Task details: What is the number of lines in this data that contain the word "JSON"? Give the number alone.

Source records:
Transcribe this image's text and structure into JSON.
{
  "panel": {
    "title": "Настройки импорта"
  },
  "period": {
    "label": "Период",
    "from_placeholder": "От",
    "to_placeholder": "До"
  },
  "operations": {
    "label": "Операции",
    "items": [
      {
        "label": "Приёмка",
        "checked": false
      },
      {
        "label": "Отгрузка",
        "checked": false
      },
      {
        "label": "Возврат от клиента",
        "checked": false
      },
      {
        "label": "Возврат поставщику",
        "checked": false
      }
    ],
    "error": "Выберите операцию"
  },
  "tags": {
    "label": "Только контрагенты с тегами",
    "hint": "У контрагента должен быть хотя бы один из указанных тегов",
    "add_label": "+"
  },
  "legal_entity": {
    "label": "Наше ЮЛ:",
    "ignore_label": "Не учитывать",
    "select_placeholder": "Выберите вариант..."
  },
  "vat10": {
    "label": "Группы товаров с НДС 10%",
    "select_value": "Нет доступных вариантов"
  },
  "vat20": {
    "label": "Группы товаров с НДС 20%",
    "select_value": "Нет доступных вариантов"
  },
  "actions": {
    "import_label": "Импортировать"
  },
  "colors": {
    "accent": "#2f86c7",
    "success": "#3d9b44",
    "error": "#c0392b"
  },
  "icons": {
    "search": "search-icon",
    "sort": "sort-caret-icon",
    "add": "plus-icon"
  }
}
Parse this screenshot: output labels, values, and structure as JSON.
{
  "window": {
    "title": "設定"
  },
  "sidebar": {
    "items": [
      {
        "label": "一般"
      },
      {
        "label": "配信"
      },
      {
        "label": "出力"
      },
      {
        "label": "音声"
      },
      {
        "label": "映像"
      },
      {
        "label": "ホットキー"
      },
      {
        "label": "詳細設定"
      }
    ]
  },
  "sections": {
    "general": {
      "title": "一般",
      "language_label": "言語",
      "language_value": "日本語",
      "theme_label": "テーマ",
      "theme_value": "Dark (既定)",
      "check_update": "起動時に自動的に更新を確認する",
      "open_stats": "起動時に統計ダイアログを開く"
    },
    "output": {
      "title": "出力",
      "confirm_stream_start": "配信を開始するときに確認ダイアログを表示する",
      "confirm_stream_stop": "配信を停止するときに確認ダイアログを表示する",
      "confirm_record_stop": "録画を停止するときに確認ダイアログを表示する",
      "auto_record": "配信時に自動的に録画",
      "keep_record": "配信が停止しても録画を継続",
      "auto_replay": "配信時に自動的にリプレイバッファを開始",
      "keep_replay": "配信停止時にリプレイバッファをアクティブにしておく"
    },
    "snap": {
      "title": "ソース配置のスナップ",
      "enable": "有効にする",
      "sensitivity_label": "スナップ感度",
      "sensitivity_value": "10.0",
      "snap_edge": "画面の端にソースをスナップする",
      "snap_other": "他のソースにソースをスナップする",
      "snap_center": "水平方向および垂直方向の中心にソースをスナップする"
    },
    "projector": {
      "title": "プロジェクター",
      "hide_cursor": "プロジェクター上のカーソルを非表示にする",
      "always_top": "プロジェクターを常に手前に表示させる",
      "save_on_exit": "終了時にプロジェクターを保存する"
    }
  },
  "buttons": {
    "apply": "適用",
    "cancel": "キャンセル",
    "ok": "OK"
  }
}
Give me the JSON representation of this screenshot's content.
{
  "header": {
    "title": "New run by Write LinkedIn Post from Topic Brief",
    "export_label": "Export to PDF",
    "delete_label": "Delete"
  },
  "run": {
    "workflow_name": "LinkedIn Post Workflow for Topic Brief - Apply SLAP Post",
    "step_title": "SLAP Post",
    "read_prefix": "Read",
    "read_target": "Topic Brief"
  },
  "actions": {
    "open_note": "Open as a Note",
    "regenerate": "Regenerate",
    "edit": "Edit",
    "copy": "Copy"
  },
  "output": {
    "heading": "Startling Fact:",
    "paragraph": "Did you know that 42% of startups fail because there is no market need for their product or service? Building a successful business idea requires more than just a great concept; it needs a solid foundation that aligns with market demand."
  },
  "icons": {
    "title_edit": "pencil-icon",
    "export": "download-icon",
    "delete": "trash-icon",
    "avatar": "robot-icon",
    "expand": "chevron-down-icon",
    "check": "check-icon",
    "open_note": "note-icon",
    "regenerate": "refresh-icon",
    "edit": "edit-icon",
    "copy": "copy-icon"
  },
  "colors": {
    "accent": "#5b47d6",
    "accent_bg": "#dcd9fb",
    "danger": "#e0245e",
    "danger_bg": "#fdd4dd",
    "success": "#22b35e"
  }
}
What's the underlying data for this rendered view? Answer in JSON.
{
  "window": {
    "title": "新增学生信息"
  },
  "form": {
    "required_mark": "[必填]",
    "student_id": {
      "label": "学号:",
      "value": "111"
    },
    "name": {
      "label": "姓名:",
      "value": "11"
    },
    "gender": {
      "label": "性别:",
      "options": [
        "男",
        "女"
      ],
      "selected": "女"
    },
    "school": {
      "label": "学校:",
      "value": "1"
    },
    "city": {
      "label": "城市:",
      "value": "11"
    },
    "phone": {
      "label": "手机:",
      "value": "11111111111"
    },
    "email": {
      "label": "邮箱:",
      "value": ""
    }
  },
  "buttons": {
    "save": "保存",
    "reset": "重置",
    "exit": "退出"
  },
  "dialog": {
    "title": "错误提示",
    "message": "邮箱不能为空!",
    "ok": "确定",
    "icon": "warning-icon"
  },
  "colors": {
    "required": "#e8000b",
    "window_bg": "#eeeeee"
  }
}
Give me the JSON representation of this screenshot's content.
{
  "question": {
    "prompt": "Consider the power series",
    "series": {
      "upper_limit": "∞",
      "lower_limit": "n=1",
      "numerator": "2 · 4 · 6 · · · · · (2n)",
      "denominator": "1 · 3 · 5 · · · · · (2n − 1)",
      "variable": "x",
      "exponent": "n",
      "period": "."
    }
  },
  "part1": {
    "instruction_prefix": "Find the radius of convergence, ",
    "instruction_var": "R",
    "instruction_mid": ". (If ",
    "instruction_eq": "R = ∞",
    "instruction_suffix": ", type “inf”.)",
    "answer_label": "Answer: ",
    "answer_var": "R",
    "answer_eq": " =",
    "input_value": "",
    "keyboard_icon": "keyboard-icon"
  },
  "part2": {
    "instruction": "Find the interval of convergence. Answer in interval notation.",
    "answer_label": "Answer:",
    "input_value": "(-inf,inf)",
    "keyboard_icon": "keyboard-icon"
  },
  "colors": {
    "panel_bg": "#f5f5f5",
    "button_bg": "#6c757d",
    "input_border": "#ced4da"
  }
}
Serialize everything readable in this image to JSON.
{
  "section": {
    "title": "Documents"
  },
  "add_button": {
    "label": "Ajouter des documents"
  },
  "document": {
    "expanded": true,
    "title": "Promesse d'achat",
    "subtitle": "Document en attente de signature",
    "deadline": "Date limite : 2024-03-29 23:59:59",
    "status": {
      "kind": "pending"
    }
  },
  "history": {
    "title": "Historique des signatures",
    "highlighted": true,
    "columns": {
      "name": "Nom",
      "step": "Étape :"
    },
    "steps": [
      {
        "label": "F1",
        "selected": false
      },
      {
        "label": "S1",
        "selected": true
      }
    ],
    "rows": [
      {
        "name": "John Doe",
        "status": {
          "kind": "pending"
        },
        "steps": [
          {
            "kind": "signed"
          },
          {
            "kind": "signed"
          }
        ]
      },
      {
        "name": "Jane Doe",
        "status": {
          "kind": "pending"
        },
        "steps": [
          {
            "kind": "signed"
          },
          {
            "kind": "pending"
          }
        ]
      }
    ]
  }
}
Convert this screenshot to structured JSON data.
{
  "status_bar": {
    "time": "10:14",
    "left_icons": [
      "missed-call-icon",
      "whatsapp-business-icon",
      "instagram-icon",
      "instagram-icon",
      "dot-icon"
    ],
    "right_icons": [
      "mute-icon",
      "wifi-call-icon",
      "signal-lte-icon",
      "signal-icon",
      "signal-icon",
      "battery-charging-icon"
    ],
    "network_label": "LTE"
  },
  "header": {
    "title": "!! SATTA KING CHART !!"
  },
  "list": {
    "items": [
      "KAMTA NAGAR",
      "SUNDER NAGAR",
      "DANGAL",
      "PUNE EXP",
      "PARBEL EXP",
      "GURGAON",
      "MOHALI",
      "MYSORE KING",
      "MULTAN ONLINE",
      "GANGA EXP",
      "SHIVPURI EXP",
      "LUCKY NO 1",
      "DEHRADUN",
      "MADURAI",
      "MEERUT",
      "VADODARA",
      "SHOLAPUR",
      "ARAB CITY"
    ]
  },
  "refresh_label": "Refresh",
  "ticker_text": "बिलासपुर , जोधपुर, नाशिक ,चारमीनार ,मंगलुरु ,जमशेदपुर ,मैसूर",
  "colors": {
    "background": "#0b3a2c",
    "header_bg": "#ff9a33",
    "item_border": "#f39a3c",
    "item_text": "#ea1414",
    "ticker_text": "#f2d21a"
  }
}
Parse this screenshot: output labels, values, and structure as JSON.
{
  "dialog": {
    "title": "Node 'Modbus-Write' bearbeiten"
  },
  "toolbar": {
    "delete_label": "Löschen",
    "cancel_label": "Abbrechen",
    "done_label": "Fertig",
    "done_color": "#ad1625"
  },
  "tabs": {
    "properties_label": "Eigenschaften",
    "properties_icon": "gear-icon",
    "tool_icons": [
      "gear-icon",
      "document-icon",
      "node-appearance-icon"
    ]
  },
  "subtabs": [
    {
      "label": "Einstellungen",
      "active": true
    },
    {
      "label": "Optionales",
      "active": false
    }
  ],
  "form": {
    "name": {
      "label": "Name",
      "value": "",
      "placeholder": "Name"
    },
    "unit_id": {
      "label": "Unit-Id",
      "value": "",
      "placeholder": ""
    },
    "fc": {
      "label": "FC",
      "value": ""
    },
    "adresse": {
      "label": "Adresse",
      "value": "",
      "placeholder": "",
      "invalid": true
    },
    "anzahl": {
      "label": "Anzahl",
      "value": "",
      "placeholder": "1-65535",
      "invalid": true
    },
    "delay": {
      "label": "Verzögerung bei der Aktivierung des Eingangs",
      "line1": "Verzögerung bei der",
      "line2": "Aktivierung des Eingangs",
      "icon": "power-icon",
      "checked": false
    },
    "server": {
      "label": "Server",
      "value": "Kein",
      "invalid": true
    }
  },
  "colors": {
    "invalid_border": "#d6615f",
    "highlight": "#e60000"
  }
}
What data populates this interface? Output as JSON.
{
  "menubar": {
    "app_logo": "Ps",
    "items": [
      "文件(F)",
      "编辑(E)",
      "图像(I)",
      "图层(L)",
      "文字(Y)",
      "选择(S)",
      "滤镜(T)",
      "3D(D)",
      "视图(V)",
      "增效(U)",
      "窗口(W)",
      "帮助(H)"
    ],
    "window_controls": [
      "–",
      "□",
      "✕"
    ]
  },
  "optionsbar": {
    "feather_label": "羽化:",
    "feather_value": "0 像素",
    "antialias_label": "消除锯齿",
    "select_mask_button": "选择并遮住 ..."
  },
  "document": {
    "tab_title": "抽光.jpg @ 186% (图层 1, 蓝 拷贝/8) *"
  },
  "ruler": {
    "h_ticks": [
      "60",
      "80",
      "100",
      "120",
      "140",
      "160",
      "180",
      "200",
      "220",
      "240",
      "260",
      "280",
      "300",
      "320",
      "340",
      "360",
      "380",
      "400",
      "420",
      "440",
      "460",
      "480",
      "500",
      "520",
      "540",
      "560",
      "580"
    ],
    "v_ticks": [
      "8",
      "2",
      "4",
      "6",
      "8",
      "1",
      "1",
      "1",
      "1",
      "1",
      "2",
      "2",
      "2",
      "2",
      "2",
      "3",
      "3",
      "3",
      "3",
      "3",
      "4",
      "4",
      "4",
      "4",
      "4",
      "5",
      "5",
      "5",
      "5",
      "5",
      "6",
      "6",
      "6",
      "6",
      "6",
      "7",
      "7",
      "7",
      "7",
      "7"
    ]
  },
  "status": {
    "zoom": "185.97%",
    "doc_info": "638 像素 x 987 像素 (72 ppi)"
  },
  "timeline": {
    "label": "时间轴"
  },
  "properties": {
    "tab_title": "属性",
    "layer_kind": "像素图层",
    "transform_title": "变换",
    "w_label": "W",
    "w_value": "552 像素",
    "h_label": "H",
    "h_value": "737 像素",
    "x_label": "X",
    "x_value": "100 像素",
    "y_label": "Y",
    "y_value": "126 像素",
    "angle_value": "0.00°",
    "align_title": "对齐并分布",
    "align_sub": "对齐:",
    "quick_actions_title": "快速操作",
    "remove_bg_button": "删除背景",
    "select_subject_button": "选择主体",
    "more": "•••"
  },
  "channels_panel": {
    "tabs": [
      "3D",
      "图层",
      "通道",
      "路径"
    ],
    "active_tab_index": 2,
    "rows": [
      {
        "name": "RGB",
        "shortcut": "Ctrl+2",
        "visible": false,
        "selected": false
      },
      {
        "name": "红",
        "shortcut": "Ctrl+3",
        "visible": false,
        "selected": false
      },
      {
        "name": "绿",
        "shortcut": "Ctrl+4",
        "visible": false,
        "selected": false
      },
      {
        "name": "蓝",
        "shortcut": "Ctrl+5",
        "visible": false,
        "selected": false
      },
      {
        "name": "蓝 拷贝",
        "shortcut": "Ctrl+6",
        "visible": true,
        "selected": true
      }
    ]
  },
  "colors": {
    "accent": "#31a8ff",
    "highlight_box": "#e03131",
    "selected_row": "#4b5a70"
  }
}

The completed task: 9